In many states, you are not allowed to sue for emotional damage resulting from a car accident. Emotional damages can only be sought under special circumstances, and typically are very difficult to recover. There are times, however, when a person is so severely, emotionally damaged from a car accident that they are afraid to drive. That can become a huge disability and limit someone’s future. Emotional scars can have a bigger impact on daily life than physical injuries.


If there is proof of extenuating circumstances, there are occasions when you can recover for emotional damages from a car accident. One such instance is the “intentional infliction of emotional distress.” To sue for intentional infliction of emotional distress, you would have to prove that there was intent in the car accident. Things that could lead to intent are situations like “road rage.” If an accident was caused because someone was intentionally driving erratically or negligently, then you may be able to recover.


For insurance purposes, however, intentional acts aren’t covered, so if someone sues for emotional distress related to an intentional act in a car accident, they would have to sue the tortfeasor directly and hold them personally liable.


Suing for the intentional infliction of emotional distress in a car accident is often referred to as “tort of outrage.” It allows for anyone to recover damages for severe emotional distress that affects their quality of life. If they can prove that the accident was an intentional infliction because the other driver was driving either outrageously or dangerously, they might be able to receive compensation. You would have to prove the following to win a personal injury suit for emotional distress in a car accident:


  • The driver who was at fault had conduct leading up to the accident that was either extreme or outrageous.
  • The driver who was at fault intentionally, consciously, or recklessly ignored the rules of the road and put other people in jeopardy and it was their dismissal of the rules of the road that caused your emotional injuries.
  • You have to have professional proof that you have sustained emotional injuries.
  • You have to prove that the emotional distress that you are experiencing is in direct relation to the actions of the at-fault driver


Is it worth it to pursue an emotional distress personal injury suit?


Many question whether it is worth it to pursue an emotional distress suit against another person in a car accident.
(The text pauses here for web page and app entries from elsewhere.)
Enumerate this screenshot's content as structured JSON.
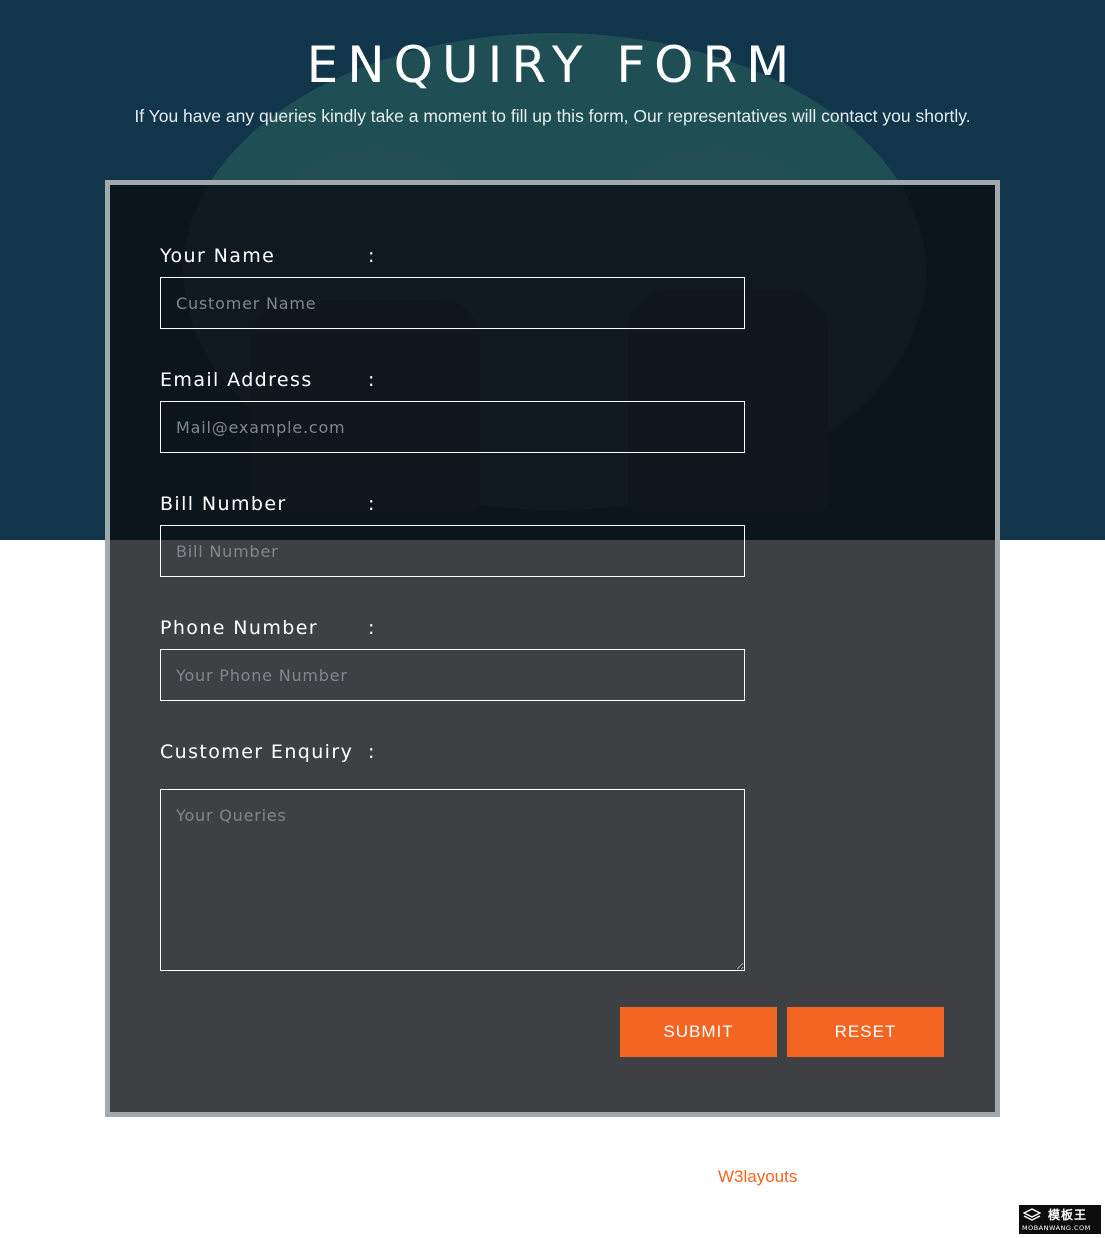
{
  "header": {
    "title": "ENQUIRY FORM",
    "subtitle": "If You have any queries kindly take a moment to fill up this form, Our representatives will contact you shortly."
  },
  "form": {
    "colon": ":",
    "fields": [
      {
        "label": "Your Name",
        "placeholder": "Customer Name",
        "value": ""
      },
      {
        "label": "Email Address",
        "placeholder": "Mail@example.com",
        "value": ""
      },
      {
        "label": "Bill Number",
        "placeholder": "Bill Number",
        "value": ""
      },
      {
        "label": "Phone Number",
        "placeholder": "Your Phone Number",
        "value": ""
      },
      {
        "label": "Customer Enquiry",
        "placeholder": "Your Queries",
        "value": ""
      }
    ],
    "submit_label": "SUBMIT",
    "reset_label": "RESET"
  },
  "footer": {
    "credit_link": "W3layouts"
  },
  "watermark": {
    "cn_text": "模板王",
    "en_text": "MOBANWANG.COM"
  },
  "colors": {
    "hero_background": "#11354a",
    "accent": "#f26522",
    "card_border": "#a2a9ad"
  }
}
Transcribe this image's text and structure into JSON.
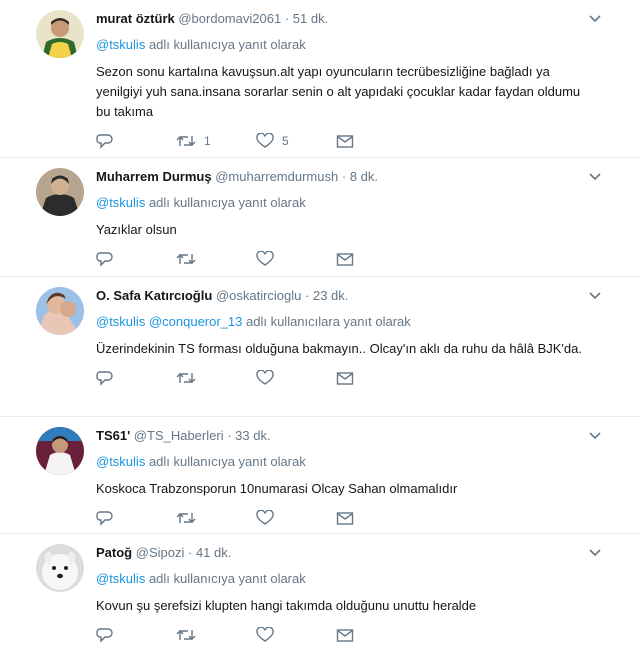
{
  "tweets": [
    {
      "name": "murat öztürk",
      "handle": "@bordomavi2061",
      "dot": "·",
      "time": "51 dk.",
      "reply_mentions": [
        "@tskulis"
      ],
      "reply_suffix": " adlı kullanıcıya yanıt olarak",
      "text": "Sezon sonu kartalına kavuşsun.alt yapı oyuncuların tecrübesizliğine bağladı ya yenilgiyi yuh sana.insana sorarlar senin o alt yapıdaki çocuklar kadar faydan oldumu bu takıma",
      "retweets": "1",
      "likes": "5",
      "avatar_colors": [
        "#f2d24a",
        "#2f6b2a"
      ]
    },
    {
      "name": "Muharrem Durmuş",
      "handle": "@muharremdurmush",
      "dot": "·",
      "time": "8 dk.",
      "reply_mentions": [
        "@tskulis"
      ],
      "reply_suffix": " adlı kullanıcıya yanıt olarak",
      "text": "Yazıklar olsun",
      "retweets": "",
      "likes": "",
      "avatar_colors": [
        "#3a3a3a",
        "#c9b6a2"
      ]
    },
    {
      "name": "O. Safa Katırcıoğlu",
      "handle": "@oskatircioglu",
      "dot": "·",
      "time": "23 dk.",
      "reply_mentions": [
        "@tskulis",
        "@conqueror_13"
      ],
      "reply_suffix": " adlı kullanıcılara yanıt olarak",
      "text": "Üzerindekinin TS forması olduğuna bakmayın.. Olcay'ın aklı da ruhu da hâlâ BJK'da.",
      "retweets": "",
      "likes": "",
      "avatar_colors": [
        "#7aa6d8",
        "#e8c7b7"
      ]
    },
    {
      "name": "TS61'",
      "handle": "@TS_Haberleri",
      "dot": "·",
      "time": "33 dk.",
      "reply_mentions": [
        "@tskulis"
      ],
      "reply_suffix": " adlı kullanıcıya yanıt olarak",
      "text": "Koskoca Trabzonsporun 10numarasi Olcay Sahan olmamalıdır",
      "retweets": "",
      "likes": "",
      "avatar_colors": [
        "#6a1f3a",
        "#f4f4f4"
      ]
    },
    {
      "name": "Patoğ",
      "handle": "@Sipozi",
      "dot": "·",
      "time": "41 dk.",
      "reply_mentions": [
        "@tskulis"
      ],
      "reply_suffix": " adlı kullanıcıya yanıt olarak",
      "text": "Kovun şu şerefsizi klupten hangi takımda olduğunu unuttu heralde",
      "retweets": "",
      "likes": "",
      "avatar_colors": [
        "#f2f2f2",
        "#222222"
      ]
    }
  ],
  "icons": {
    "reply": "reply-icon",
    "retweet": "retweet-icon",
    "like": "heart-icon",
    "dm": "envelope-icon",
    "more": "chevron-down-icon"
  },
  "colors": {
    "icon": "#657786",
    "link": "#1b95e0",
    "divider": "#e6ecf0",
    "text": "#14171a"
  }
}
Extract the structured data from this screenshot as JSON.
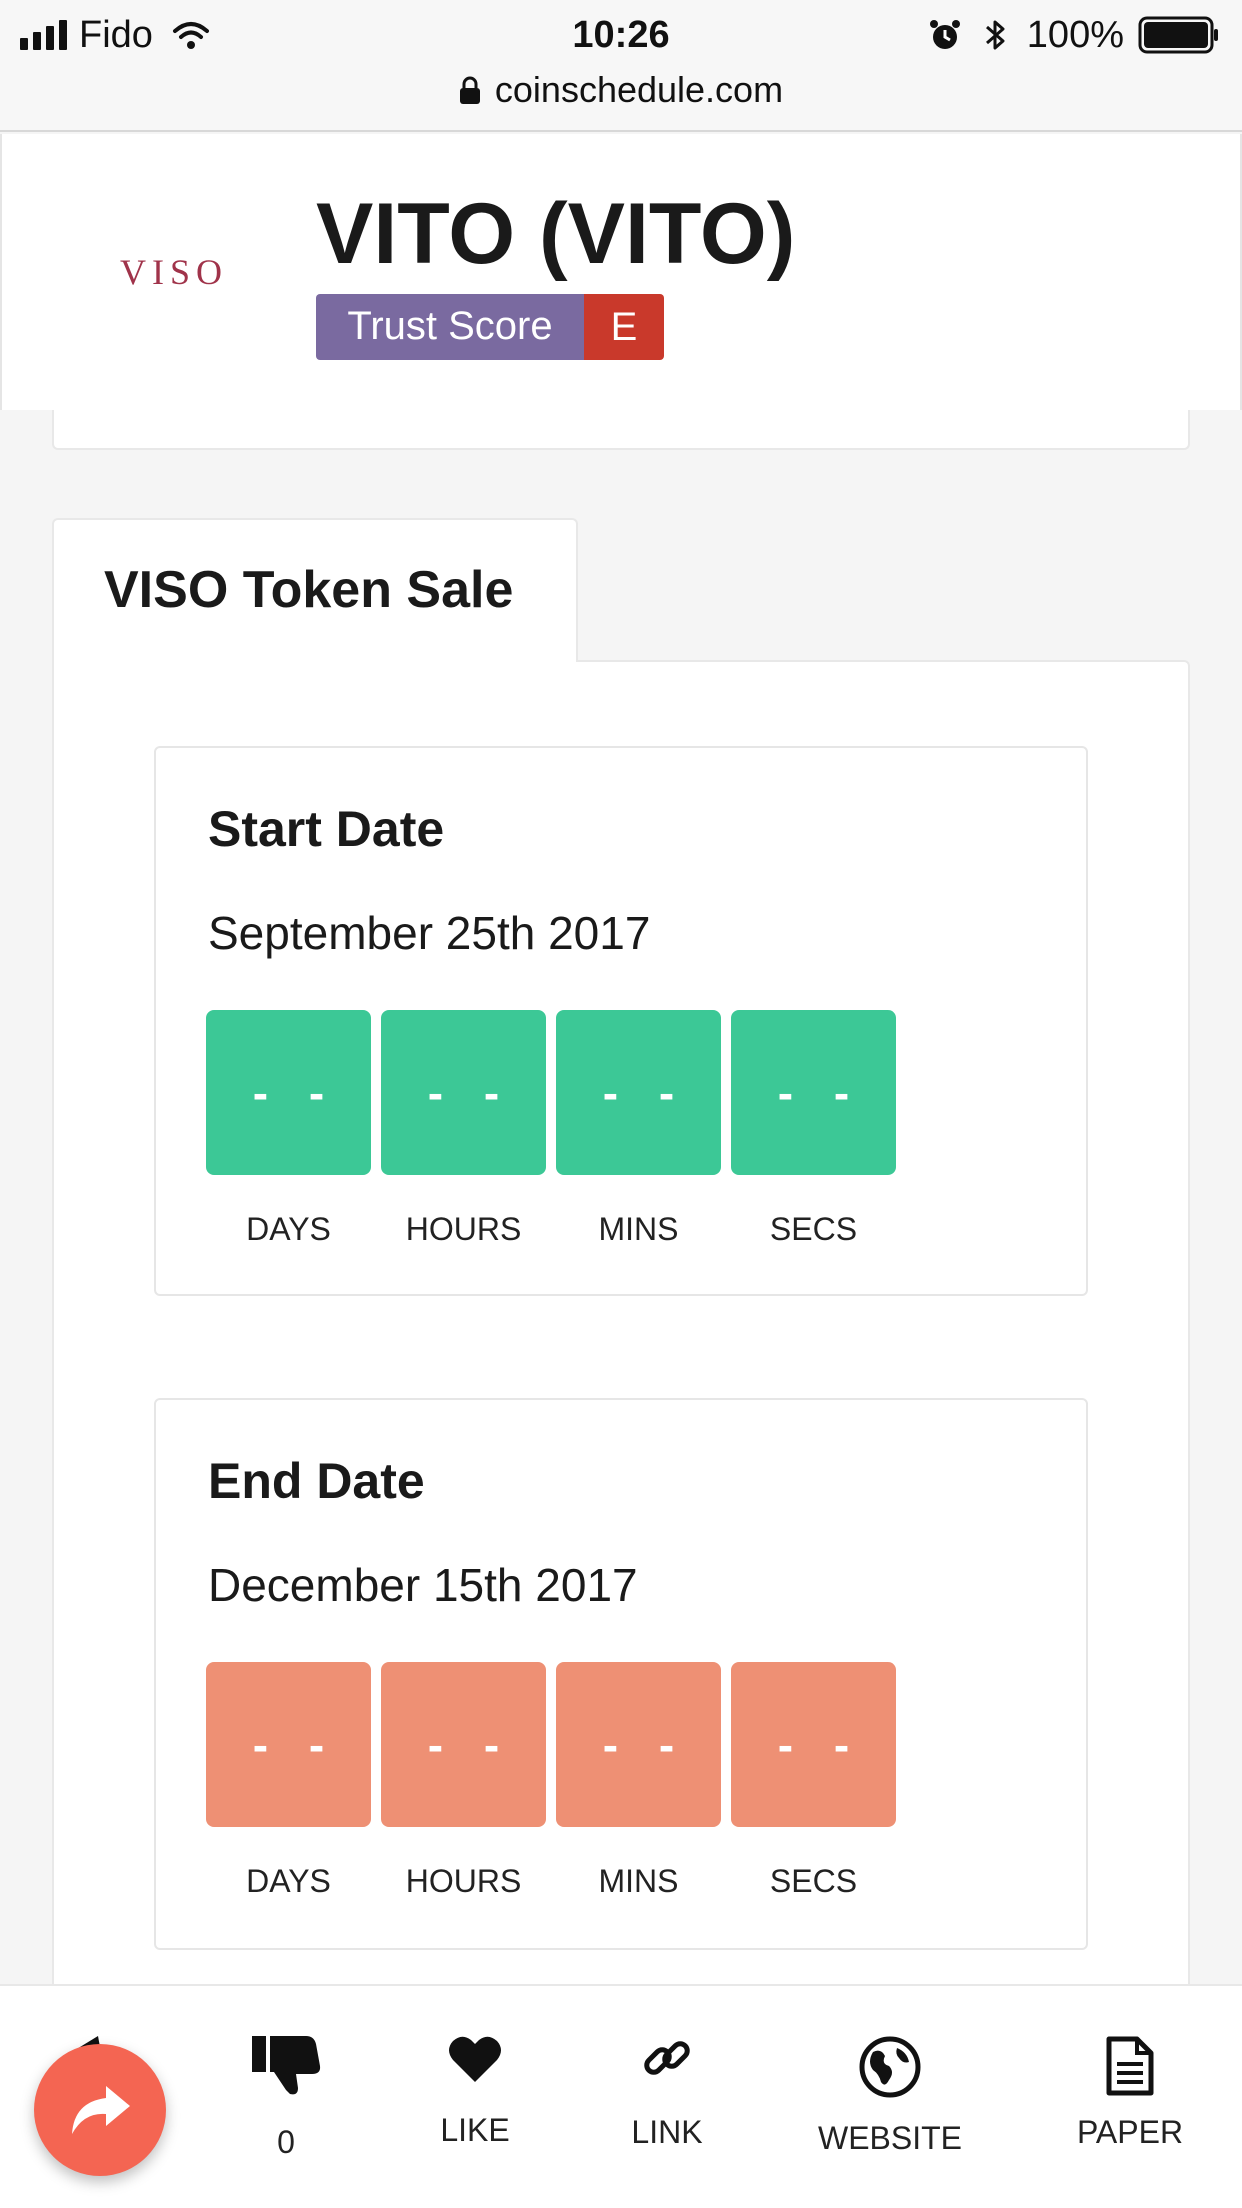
{
  "status_bar": {
    "carrier": "Fido",
    "time": "10:26",
    "battery": "100%",
    "icons": [
      "signal-icon",
      "wifi-icon",
      "alarm-icon",
      "bluetooth-icon",
      "battery-icon"
    ]
  },
  "browser": {
    "url": "coinschedule.com",
    "lock_icon": "lock-icon"
  },
  "header": {
    "logo_text": "VISO",
    "title": "VITO (VITO)",
    "trust_label": "Trust Score",
    "trust_grade": "E",
    "colors": {
      "trust": "#7a6aa0",
      "grade": "#c9392b"
    }
  },
  "tab": {
    "label": "VISO Token Sale"
  },
  "start": {
    "title": "Start Date",
    "date": "September 25th 2017",
    "color": "#3cc896",
    "units": [
      {
        "value": "- -",
        "label": "DAYS"
      },
      {
        "value": "- -",
        "label": "HOURS"
      },
      {
        "value": "- -",
        "label": "MINS"
      },
      {
        "value": "- -",
        "label": "SECS"
      }
    ]
  },
  "end": {
    "title": "End Date",
    "date": "December 15th 2017",
    "color": "#ee9074",
    "units": [
      {
        "value": "- -",
        "label": "DAYS"
      },
      {
        "value": "- -",
        "label": "HOURS"
      },
      {
        "value": "- -",
        "label": "MINS"
      },
      {
        "value": "- -",
        "label": "SECS"
      }
    ]
  },
  "toolbar": {
    "dislike_count": "0",
    "like_label": "LIKE",
    "link_label": "LINK",
    "website_label": "WEBSITE",
    "paper_label": "PAPER",
    "share_color": "#f46552"
  }
}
Although it can be a tough case to win, if you have been severely injured and those injuries affect your quality of life, then it might make sense. Only an attorney specializing in emotional distress and car accident injuries can guide you. There are often times when accident lawyers Houston, will settle out of court to avoid the case going to trial, but this should be determined on a case-by-case basis.


If you are going to sue for emotional distress, make sure that you take the right steps by contacting a personal injury lawyer who specializes in auto accidents as well as emotional distress. They will be able to help you through the process and make sure that you have the proper documentation in place to prove your case.


Hugh Howerton